Sailing against the wind

Jan Rotmans, professor of Transitology at Erasmus University Rotterdam, was last week's guest at Talk of the Town where he talked about leadership in times of crisis. According to him, many large companies in the Netherlands are making the same mistake again in this crisis: they are applying the brakes instead of seizing the corona crisis to change now.

Same mistake: need to change now

Jan: "I see many large companies making the same mistake again. They put on the brakes and say: first reorganize and then change. But that is short term survival. If you want to survive in the long term, you have to change now. You have to do both: maintain the existing and renew.

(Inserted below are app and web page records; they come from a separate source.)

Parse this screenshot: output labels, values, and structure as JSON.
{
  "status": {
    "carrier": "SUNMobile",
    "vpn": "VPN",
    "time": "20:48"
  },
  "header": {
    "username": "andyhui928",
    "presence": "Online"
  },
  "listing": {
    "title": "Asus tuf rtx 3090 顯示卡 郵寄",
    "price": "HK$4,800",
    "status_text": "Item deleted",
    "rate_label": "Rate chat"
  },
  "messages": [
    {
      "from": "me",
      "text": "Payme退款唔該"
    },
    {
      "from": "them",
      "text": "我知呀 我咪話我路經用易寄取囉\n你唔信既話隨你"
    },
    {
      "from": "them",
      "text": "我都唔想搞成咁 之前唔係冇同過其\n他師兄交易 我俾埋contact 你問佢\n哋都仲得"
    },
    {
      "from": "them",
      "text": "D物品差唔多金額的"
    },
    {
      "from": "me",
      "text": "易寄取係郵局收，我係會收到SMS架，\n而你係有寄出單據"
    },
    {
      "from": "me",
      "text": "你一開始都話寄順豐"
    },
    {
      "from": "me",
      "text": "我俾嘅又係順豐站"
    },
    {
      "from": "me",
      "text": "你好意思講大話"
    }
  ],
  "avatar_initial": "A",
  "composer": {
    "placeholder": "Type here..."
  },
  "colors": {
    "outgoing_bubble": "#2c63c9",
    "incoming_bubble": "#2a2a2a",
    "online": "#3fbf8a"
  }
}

If you don't do that, you show that you don't really have a healthy business model'.

Rotmans, who from his chair of Transitions at the EUR has for many years advocated "tilting" society toward a more sustainable system, sees few real leaders leading by example in the current crisis. According to him, another common mistake in times of crisis is to look only upwards. 'Good leadership can be found everywhere, in companies and organizations at all levels. Anyone can show good leadership. Connective leadership is needed, to connect the old with the new. But authentic leadership is also needed, with courage to face the storm. But the reflex of many people in times of crisis is to look up and wait for a decision from an executive, often the chief executive. Or they use the company's decision to stop spending money as an excuse. Good leadership, however, means being a little recalcitrant. Daring to row against the wind. Doing that which others don't expect. That is good leadership, but I see relatively little of that in the Netherlands.'

Do you dare to change course a little or completely during these turbulent times?